Bank of Montreal posted record profit in Canadian consumer lending and wealth management in its fiscal third quarter, with U.S. earnings increasing 10 percent from a year earlier. Net income from U.S. consumer lending for the year ended Oct. 31 was C$580 million, lifted in part by M&I contributions, according to financial statements. That was more than double the C$259 million profit from fiscal 2011.
“‘Exposure to a recovering U.S. market coupled with the benefit of M&I-related credit recoveries have been positive to earnings,’’ Malhotra said. ‘‘BMO also has the strongest consumer loan growth in Canada of the big five banks, and the most recent quarter showed signs of slowing net interest margin compression domestically.’’
Bank of Montreal was the fifth-best performer last year after its stock gained 8.9 percent, compared with the 15 percent return of top-performer Royal Bank of Canada. Royal Bank has gained 14 percent this year, putting it in second place, while Canadian Western Bank is third with a 12 percent advance.
‘‘It’s a good story: They did a big acquisition, they seemed to have pulled it off, they seem to be making money on it,’’ David Baskin, president of Baskin Financial Services Inc., said in an Oct. 11 interview. ‘‘Good for them, and the stock market’s rewarding them.’’
Still, Baskin doesn’t hold Bank of Montreal among the C$541 million his Toronto-based firm manages. While earnings from its M&I acquisition have been better than expected, much of the gain comes from reversing credit reserves taken during the purchase, he said.
‘‘A lot of the earnings that we’ve seen have been because the housing market has recovered and banks have been able to reverse those reserve loans,” Baskin said. “I want to see a normal year.”
While Bank of Montreal is topping other Canadian lenders this year, its stock is underperforming U.S. mid-sized banks including Cleveland-based KeyCorp, Pittsburgh-based PNC Financial Services Group Inc. and Huntington Bancshares Inc. of Columbus, Ohio. Bank of Montreal also trails the 26 percent advance of the KBW Bank Index (BKX) of 24 U.S. lenders.
Bank of Montreal has been the cheapest of Canada’s six-biggest banks since August 2010 based on price to tangible book value per share and has the lowest return on tangible equity of the group in that period, according to data compiled by Bloomberg.
Price to tangible book value measures what investors are willing to pay for a company’s equity after removing intangible items such as goodwill and brand names that would have little value if the company went out of business.
“The very fact that it’s cheap takes people’s attention towards the bank and it’s their time to show investors how well that U.S. acquisition is working out,” Nakamoto said. “The stock price looks like it’s going to continue to move up -- it’s almost like it’s theirs to lose.”

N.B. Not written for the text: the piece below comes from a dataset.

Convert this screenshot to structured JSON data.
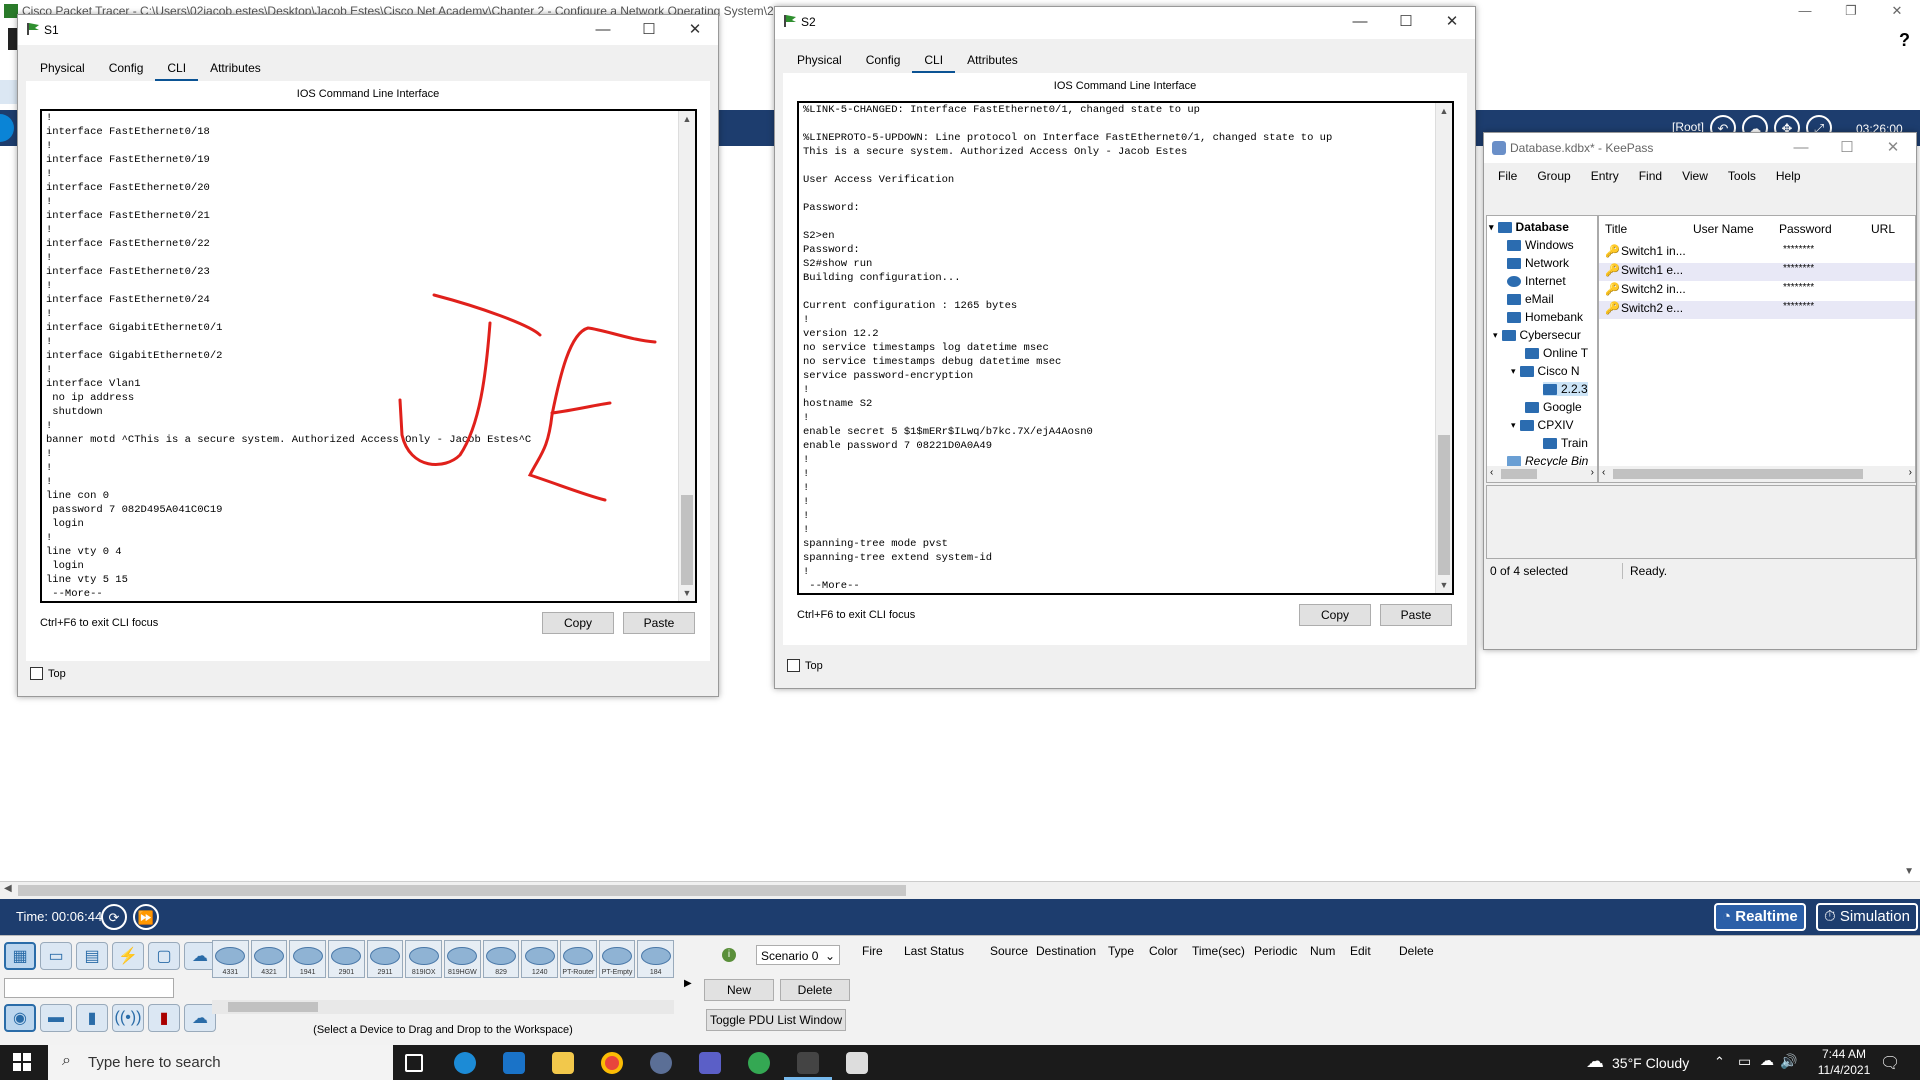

To contact the reporter on this story: Doug Alexander in Toronto at firstname.lastname@example.org